MATERIAL PROVIDED:
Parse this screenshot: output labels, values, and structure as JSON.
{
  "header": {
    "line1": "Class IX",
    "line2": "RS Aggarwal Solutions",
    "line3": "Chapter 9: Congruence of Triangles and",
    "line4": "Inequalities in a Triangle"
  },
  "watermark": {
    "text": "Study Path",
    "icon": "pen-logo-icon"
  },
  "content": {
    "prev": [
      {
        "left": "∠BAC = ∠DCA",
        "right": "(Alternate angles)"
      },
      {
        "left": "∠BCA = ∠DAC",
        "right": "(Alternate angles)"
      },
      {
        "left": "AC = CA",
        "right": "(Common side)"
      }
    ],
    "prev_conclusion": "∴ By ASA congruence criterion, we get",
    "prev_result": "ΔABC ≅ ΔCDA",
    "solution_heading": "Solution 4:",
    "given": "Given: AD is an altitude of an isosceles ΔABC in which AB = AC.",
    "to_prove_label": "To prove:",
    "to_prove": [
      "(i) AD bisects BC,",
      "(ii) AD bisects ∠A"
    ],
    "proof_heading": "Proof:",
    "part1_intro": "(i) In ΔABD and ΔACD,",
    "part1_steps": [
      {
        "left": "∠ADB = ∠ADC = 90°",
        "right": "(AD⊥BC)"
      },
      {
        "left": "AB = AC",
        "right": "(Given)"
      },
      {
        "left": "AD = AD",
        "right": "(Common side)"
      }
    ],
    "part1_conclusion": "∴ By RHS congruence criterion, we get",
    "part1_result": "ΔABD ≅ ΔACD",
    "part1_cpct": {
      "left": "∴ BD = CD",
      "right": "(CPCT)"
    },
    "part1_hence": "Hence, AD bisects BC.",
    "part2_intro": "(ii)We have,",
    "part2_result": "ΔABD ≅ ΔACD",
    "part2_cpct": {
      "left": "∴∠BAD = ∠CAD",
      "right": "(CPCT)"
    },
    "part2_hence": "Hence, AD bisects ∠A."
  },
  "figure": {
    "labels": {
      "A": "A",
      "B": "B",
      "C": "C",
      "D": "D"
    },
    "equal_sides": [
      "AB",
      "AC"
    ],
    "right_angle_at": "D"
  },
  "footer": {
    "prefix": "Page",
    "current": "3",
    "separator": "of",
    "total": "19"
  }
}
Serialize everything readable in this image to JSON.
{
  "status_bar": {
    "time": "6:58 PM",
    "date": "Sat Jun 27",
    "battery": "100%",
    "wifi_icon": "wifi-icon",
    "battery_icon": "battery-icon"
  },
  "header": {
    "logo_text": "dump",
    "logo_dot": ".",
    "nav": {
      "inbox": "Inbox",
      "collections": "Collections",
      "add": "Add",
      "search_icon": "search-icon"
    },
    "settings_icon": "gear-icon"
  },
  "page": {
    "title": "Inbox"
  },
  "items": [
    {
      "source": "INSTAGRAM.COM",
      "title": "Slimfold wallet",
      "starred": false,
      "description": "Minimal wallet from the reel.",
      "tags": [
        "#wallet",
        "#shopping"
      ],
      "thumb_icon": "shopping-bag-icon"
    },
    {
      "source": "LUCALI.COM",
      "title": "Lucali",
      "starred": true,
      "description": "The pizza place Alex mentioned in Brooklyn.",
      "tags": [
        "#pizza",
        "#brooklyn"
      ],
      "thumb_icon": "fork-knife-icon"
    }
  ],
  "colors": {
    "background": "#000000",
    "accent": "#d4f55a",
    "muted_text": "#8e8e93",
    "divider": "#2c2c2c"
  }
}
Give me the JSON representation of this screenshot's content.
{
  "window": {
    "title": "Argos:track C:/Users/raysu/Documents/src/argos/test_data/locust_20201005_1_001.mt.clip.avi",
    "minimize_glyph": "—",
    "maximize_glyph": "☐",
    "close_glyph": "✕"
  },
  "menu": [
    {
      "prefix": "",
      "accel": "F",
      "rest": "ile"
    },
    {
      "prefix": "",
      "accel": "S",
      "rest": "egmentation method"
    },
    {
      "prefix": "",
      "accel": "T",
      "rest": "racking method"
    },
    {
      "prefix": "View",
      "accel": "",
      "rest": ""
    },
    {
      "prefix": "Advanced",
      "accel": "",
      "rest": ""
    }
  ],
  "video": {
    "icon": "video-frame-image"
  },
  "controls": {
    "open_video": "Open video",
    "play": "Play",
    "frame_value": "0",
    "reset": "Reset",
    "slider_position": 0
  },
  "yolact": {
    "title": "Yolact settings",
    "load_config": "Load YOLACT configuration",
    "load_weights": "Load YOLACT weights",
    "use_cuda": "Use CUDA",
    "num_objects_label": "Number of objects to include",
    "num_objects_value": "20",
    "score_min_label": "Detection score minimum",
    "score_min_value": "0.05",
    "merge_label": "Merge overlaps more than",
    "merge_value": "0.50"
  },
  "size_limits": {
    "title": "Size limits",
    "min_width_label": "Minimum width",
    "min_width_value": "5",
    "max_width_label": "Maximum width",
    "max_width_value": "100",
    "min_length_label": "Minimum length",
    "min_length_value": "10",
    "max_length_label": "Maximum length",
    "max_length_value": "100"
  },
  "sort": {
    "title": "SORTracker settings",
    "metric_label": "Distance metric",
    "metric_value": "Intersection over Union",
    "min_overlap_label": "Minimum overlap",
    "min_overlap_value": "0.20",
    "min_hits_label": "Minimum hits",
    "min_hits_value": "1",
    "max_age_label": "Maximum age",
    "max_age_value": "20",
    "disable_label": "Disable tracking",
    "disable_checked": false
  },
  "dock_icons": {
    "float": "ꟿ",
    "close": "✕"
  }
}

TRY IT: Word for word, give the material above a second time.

SOLUTION:
Parse this screenshot: output labels, values, and structure as JSON.
{
  "header": {
    "line1": "Class IX",
    "line2": "RS Aggarwal Solutions",
    "line3": "Chapter 9: Congruence of Triangles and",
    "line4": "Inequalities in a Triangle"
  },
  "watermark": {
    "text": "Study Path",
    "icon": "pen-logo-icon"
  },
  "content": {
    "prev": [
      {
        "left": "∠BAC = ∠DCA",
        "right": "(Alternate angles)"
      },
      {
        "left": "∠BCA = ∠DAC",
        "right": "(Alternate angles)"
      },
      {
        "left": "AC = CA",
        "right": "(Common side)"
      }
    ],
    "prev_conclusion": "∴ By ASA congruence criterion, we get",
    "prev_result": "ΔABC ≅ ΔCDA",
    "solution_heading": "Solution 4:",
    "given": "Given: AD is an altitude of an isosceles ΔABC in which AB = AC.",
    "to_prove_label": "To prove:",
    "to_prove": [
      "(i) AD bisects BC,",
      "(ii) AD bisects ∠A"
    ],
    "proof_heading": "Proof:",
    "part1_intro": "(i) In ΔABD and ΔACD,",
    "part1_steps": [
      {
        "left": "∠ADB = ∠ADC = 90°",
        "right": "(AD⊥BC)"
      },
      {
        "left": "AB = AC",
        "right": "(Given)"
      },
      {
        "left": "AD = AD",
        "right": "(Common side)"
      }
    ],
    "part1_conclusion": "∴ By RHS congruence criterion, we get",
    "part1_result": "ΔABD ≅ ΔACD",
    "part1_cpct": {
      "left": "∴ BD = CD",
      "right": "(CPCT)"
    },
    "part1_hence": "Hence, AD bisects BC.",
    "part2_intro": "(ii)We have,",
    "part2_result": "ΔABD ≅ ΔACD",
    "part2_cpct": {
      "left": "∴∠BAD = ∠CAD",
      "right": "(CPCT)"
    },
    "part2_hence": "Hence, AD bisects ∠A."
  },
  "figure": {
    "labels": {
      "A": "A",
      "B": "B",
      "C": "C",
      "D": "D"
    },
    "equal_sides": [
      "AB",
      "AC"
    ],
    "right_angle_at": "D"
  },
  "footer": {
    "prefix": "Page",
    "current": "3",
    "separator": "of",
    "total": "19"
  }
}
Serialize everything readable in this image to JSON.
{
  "status_bar": {
    "time": "6:58 PM",
    "date": "Sat Jun 27",
    "battery": "100%",
    "wifi_icon": "wifi-icon",
    "battery_icon": "battery-icon"
  },
  "header": {
    "logo_text": "dump",
    "logo_dot": ".",
    "nav": {
      "inbox": "Inbox",
      "collections": "Collections",
      "add": "Add",
      "search_icon": "search-icon"
    },
    "settings_icon": "gear-icon"
  },
  "page": {
    "title": "Inbox"
  },
  "items": [
    {
      "source": "INSTAGRAM.COM",
      "title": "Slimfold wallet",
      "starred": false,
      "description": "Minimal wallet from the reel.",
      "tags": [
        "#wallet",
        "#shopping"
      ],
      "thumb_icon": "shopping-bag-icon"
    },
    {
      "source": "LUCALI.COM",
      "title": "Lucali",
      "starred": true,
      "description": "The pizza place Alex mentioned in Brooklyn.",
      "tags": [
        "#pizza",
        "#brooklyn"
      ],
      "thumb_icon": "fork-knife-icon"
    }
  ],
  "colors": {
    "background": "#000000",
    "accent": "#d4f55a",
    "muted_text": "#8e8e93",
    "divider": "#2c2c2c"
  }
}
Give me the JSON representation of this screenshot's content.
{
  "window": {
    "title": "Argos:track C:/Users/raysu/Documents/src/argos/test_data/locust_20201005_1_001.mt.clip.avi",
    "minimize_glyph": "—",
    "maximize_glyph": "☐",
    "close_glyph": "✕"
  },
  "menu": [
    {
      "prefix": "",
      "accel": "F",
      "rest": "ile"
    },
    {
      "prefix": "",
      "accel": "S",
      "rest": "egmentation method"
    },
    {
      "prefix": "",
      "accel": "T",
      "rest": "racking method"
    },
    {
      "prefix": "View",
      "accel": "",
      "rest": ""
    },
    {
      "prefix": "Advanced",
      "accel": "",
      "rest": ""
    }
  ],
  "video": {
    "icon": "video-frame-image"
  },
  "controls": {
    "open_video": "Open video",
    "play": "Play",
    "frame_value": "0",
    "reset": "Reset",
    "slider_position": 0
  },
  "yolact": {
    "title": "Yolact settings",
    "load_config": "Load YOLACT configuration",
    "load_weights": "Load YOLACT weights",
    "use_cuda": "Use CUDA",
    "num_objects_label": "Number of objects to include",
    "num_objects_value": "20",
    "score_min_label": "Detection score minimum",
    "score_min_value": "0.05",
    "merge_label": "Merge overlaps more than",
    "merge_value": "0.50"
  },
  "size_limits": {
    "title": "Size limits",
    "min_width_label": "Minimum width",
    "min_width_value": "5",
    "max_width_label": "Maximum width",
    "max_width_value": "100",
    "min_length_label": "Minimum length",
    "min_length_value": "10",
    "max_length_label": "Maximum length",
    "max_length_value": "100"
  },
  "sort": {
    "title": "SORTracker settings",
    "metric_label": "Distance metric",
    "metric_value": "Intersection over Union",
    "min_overlap_label": "Minimum overlap",
    "min_overlap_value": "0.20",
    "min_hits_label": "Minimum hits",
    "min_hits_value": "1",
    "max_age_label": "Maximum age",
    "max_age_value": "20",
    "disable_label": "Disable tracking",
    "disable_checked": false
  },
  "dock_icons": {
    "float": "ꟿ",
    "close": "✕"
  }
}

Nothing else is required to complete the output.